■ TASK PROMPT ■
Every line below should be set down exactly as it appears.

▬▬▬

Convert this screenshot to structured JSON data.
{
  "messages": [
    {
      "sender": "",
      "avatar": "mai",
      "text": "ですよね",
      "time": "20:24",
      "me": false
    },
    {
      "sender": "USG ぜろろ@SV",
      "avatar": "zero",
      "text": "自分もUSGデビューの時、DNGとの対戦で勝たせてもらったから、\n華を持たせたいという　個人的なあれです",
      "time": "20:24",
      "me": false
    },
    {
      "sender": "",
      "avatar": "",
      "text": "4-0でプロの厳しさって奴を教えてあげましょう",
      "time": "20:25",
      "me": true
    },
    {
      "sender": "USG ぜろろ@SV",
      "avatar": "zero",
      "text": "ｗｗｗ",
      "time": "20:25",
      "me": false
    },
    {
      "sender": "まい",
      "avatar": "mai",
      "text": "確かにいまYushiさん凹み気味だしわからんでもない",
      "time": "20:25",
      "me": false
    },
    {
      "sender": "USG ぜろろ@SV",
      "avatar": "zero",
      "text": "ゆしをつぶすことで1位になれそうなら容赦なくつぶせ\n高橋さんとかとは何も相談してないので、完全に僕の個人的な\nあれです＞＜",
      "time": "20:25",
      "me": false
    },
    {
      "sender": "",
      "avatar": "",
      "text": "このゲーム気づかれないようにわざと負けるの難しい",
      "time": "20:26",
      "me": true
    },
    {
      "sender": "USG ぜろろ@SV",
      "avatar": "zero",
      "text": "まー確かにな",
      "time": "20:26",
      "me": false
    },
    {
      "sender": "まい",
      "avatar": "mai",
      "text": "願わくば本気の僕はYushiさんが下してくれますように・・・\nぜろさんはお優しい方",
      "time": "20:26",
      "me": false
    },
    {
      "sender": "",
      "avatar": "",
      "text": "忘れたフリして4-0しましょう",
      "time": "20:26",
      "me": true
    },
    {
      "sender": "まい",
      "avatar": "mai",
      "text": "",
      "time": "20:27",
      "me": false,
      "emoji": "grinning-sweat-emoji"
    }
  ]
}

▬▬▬

■ RESPONSE FOR THIS EXERCISE ■
Convert this screenshot to structured JSON data.
{
  "messages": [
    {
      "sender": "",
      "avatar": "mai",
      "text": "ですよね",
      "time": "20:24",
      "me": false
    },
    {
      "sender": "USG ぜろろ@SV",
      "avatar": "zero",
      "text": "自分もUSGデビューの時、DNGとの対戦で勝たせてもらったから、\n華を持たせたいという　個人的なあれです",
      "time": "20:24",
      "me": false
    },
    {
      "sender": "",
      "avatar": "",
      "text": "4-0でプロの厳しさって奴を教えてあげましょう",
      "time": "20:25",
      "me": true
    },
    {
      "sender": "USG ぜろろ@SV",
      "avatar": "zero",
      "text": "ｗｗｗ",
      "time": "20:25",
      "me": false
    },
    {
      "sender": "まい",
      "avatar": "mai",
      "text": "確かにいまYushiさん凹み気味だしわからんでもない",
      "time": "20:25",
      "me": false
    },
    {
      "sender": "USG ぜろろ@SV",
      "avatar": "zero",
      "text": "ゆしをつぶすことで1位になれそうなら容赦なくつぶせ\n高橋さんとかとは何も相談してないので、完全に僕の個人的な\nあれです＞＜",
      "time": "20:25",
      "me": false
    },
    {
      "sender": "",
      "avatar": "",
      "text": "このゲーム気づかれないようにわざと負けるの難しい",
      "time": "20:26",
      "me": true
    },
    {
      "sender": "USG ぜろろ@SV",
      "avatar": "zero",
      "text": "まー確かにな",
      "time": "20:26",
      "me": false
    },
    {
      "sender": "まい",
      "avatar": "mai",
      "text": "願わくば本気の僕はYushiさんが下してくれますように・・・\nぜろさんはお優しい方",
      "time": "20:26",
      "me": false
    },
    {
      "sender": "",
      "avatar": "",
      "text": "忘れたフリして4-0しましょう",
      "time": "20:26",
      "me": true
    },
    {
      "sender": "まい",
      "avatar": "mai",
      "text": "",
      "time": "20:27",
      "me": false,
      "emoji": "grinning-sweat-emoji"
    }
  ]
}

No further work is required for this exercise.